▶

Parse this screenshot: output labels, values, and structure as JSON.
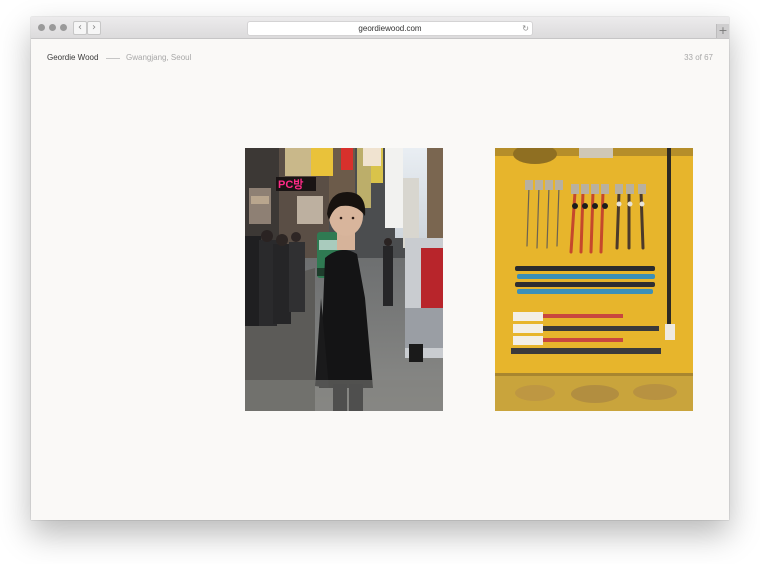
{
  "browser": {
    "address": "geordiewood.com",
    "back_glyph": "‹",
    "forward_glyph": "›",
    "reload_glyph": "↻",
    "new_tab_glyph": "+"
  },
  "header": {
    "site_name": "Geordie Wood",
    "location": "Gwangjang, Seoul",
    "counter": "33 of 67"
  },
  "gallery": {
    "images": [
      {
        "subject": "street-portrait"
      },
      {
        "subject": "cables-on-yellow"
      }
    ]
  },
  "photo_signage": [
    "PC방"
  ],
  "colors": {
    "page_background": "#faf9f7",
    "cable_panel_yellow": "#e7b52c",
    "street_sign_pink": "#ff2a86"
  },
  "icons": [
    "back-chevron-icon",
    "forward-chevron-icon",
    "reload-icon",
    "plus-icon"
  ]
}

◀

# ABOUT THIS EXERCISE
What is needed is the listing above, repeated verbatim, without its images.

# SOLUTION FOR THIS EXERCISE
Parse this screenshot: output labels, values, and structure as JSON.
{
  "browser": {
    "address": "geordiewood.com",
    "back_glyph": "‹",
    "forward_glyph": "›",
    "reload_glyph": "↻",
    "new_tab_glyph": "+"
  },
  "header": {
    "site_name": "Geordie Wood",
    "location": "Gwangjang, Seoul",
    "counter": "33 of 67"
  },
  "gallery": {
    "images": [
      {
        "subject": "street-portrait"
      },
      {
        "subject": "cables-on-yellow"
      }
    ]
  },
  "photo_signage": [
    "PC방"
  ],
  "colors": {
    "page_background": "#faf9f7",
    "cable_panel_yellow": "#e7b52c",
    "street_sign_pink": "#ff2a86"
  },
  "icons": [
    "back-chevron-icon",
    "forward-chevron-icon",
    "reload-icon",
    "plus-icon"
  ]
}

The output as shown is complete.